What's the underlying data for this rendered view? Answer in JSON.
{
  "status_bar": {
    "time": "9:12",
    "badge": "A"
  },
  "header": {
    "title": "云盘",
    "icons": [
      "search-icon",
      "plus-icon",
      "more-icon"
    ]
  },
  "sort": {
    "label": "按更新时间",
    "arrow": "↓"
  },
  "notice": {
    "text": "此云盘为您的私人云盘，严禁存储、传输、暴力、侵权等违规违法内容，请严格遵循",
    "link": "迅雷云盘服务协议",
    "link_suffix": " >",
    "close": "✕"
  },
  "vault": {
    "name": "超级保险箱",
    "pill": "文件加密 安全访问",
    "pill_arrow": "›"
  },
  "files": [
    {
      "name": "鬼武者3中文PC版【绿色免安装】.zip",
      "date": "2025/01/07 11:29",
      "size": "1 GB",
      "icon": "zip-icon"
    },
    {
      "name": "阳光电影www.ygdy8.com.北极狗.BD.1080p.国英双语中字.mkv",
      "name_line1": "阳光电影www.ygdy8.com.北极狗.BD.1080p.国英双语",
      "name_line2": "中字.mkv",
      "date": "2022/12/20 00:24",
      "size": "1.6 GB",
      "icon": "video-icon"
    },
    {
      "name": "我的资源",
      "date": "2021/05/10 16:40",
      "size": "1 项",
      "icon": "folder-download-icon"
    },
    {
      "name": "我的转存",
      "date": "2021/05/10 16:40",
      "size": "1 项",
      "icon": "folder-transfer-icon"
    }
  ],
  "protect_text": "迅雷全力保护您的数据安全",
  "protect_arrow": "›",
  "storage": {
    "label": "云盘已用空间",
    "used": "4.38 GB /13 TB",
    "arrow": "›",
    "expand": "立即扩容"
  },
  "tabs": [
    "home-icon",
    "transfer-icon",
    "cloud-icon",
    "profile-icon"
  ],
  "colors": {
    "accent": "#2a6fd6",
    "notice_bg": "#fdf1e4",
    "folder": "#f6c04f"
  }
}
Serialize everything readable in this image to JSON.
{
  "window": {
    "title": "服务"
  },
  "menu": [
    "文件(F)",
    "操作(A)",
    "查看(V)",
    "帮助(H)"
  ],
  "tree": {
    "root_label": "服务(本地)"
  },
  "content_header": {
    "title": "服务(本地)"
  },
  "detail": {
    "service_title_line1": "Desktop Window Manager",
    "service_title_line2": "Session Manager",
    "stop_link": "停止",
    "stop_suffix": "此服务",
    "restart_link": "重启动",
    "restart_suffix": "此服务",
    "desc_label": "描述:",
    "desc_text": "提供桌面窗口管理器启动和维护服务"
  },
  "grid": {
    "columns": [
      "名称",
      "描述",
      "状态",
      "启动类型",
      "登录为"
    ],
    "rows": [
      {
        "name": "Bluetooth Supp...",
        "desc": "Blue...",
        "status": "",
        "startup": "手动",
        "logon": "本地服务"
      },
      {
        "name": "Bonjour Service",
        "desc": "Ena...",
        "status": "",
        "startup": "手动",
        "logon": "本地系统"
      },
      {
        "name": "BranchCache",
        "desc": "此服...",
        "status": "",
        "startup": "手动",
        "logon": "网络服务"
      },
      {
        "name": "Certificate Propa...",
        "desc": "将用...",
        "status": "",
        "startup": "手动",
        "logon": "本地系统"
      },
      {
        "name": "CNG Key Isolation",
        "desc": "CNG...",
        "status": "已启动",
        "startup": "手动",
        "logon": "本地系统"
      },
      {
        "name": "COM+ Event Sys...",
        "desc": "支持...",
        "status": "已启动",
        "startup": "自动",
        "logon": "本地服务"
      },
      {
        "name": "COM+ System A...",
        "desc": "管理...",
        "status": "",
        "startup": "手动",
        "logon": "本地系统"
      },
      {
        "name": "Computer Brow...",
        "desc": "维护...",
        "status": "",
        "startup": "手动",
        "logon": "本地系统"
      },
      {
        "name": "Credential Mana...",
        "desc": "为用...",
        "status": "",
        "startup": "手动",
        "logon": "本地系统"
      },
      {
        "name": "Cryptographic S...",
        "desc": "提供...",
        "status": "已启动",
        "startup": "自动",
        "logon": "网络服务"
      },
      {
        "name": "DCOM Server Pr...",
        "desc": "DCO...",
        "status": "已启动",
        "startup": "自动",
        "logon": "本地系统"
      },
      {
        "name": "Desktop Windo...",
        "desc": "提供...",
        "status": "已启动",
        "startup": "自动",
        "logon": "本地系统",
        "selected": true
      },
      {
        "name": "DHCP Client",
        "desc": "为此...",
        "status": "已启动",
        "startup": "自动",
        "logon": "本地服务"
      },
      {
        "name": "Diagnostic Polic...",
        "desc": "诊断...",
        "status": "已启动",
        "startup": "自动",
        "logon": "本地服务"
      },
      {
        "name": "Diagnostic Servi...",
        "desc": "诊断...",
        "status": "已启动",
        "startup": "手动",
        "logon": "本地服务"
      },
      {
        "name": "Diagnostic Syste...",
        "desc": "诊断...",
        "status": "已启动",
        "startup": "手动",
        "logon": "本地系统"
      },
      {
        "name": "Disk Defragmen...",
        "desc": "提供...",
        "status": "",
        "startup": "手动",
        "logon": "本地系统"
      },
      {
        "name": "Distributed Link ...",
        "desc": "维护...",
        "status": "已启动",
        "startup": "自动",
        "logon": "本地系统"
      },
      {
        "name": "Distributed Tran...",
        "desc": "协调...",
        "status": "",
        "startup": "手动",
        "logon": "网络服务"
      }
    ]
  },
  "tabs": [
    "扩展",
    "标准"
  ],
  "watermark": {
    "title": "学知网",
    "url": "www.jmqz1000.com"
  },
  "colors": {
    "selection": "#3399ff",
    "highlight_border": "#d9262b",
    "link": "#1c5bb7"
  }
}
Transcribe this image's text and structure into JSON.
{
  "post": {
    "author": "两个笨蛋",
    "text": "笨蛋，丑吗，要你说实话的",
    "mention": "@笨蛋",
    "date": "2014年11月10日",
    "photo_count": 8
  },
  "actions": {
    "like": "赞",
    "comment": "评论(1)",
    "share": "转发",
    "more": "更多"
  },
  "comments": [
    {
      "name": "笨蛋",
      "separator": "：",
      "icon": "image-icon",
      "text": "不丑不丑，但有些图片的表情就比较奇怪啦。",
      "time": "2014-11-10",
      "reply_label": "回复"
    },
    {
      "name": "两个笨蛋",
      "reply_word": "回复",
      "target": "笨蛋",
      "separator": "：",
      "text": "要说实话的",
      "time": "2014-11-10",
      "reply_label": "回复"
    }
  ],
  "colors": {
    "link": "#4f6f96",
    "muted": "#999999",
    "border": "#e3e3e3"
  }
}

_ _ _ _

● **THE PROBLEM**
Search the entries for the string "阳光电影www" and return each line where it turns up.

● **COMPLETED EXERCISE**
      "name": "阳光电影www.ygdy8.com.北极狗.BD.1080p.国英双语中字.mkv",
      "name_line1": "阳光电影www.ygdy8.com.北极狗.BD.1080p.国英双语",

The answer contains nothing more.